WORK ORDER: Restate the full listing precisely as written.

RECORDS FOR THE TASK:
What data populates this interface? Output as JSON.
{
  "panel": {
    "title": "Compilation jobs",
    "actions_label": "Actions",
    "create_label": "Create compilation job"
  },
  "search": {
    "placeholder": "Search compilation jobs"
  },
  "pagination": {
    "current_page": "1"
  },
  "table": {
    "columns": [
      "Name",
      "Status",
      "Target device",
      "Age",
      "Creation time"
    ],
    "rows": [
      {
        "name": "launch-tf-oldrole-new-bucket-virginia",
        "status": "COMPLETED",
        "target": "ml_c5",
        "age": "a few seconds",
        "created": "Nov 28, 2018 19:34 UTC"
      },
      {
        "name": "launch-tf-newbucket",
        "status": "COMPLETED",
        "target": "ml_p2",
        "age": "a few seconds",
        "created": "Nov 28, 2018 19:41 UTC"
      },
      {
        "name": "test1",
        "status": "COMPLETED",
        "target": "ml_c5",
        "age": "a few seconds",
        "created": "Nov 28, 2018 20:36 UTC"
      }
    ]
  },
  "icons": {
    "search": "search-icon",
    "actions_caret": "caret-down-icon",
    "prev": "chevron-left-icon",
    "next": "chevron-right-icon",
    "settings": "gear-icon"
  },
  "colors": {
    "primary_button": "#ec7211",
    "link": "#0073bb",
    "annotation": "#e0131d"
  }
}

SOLVED PROBLEM:
What data populates this interface? Output as JSON.
{
  "panel": {
    "title": "Compilation jobs",
    "actions_label": "Actions",
    "create_label": "Create compilation job"
  },
  "search": {
    "placeholder": "Search compilation jobs"
  },
  "pagination": {
    "current_page": "1"
  },
  "table": {
    "columns": [
      "Name",
      "Status",
      "Target device",
      "Age",
      "Creation time"
    ],
    "rows": [
      {
        "name": "launch-tf-oldrole-new-bucket-virginia",
        "status": "COMPLETED",
        "target": "ml_c5",
        "age": "a few seconds",
        "created": "Nov 28, 2018 19:34 UTC"
      },
      {
        "name": "launch-tf-newbucket",
        "status": "COMPLETED",
        "target": "ml_p2",
        "age": "a few seconds",
        "created": "Nov 28, 2018 19:41 UTC"
      },
      {
        "name": "test1",
        "status": "COMPLETED",
        "target": "ml_c5",
        "age": "a few seconds",
        "created": "Nov 28, 2018 20:36 UTC"
      }
    ]
  },
  "icons": {
    "search": "search-icon",
    "actions_caret": "caret-down-icon",
    "prev": "chevron-left-icon",
    "next": "chevron-right-icon",
    "settings": "gear-icon"
  },
  "colors": {
    "primary_button": "#ec7211",
    "link": "#0073bb",
    "annotation": "#e0131d"
  }
}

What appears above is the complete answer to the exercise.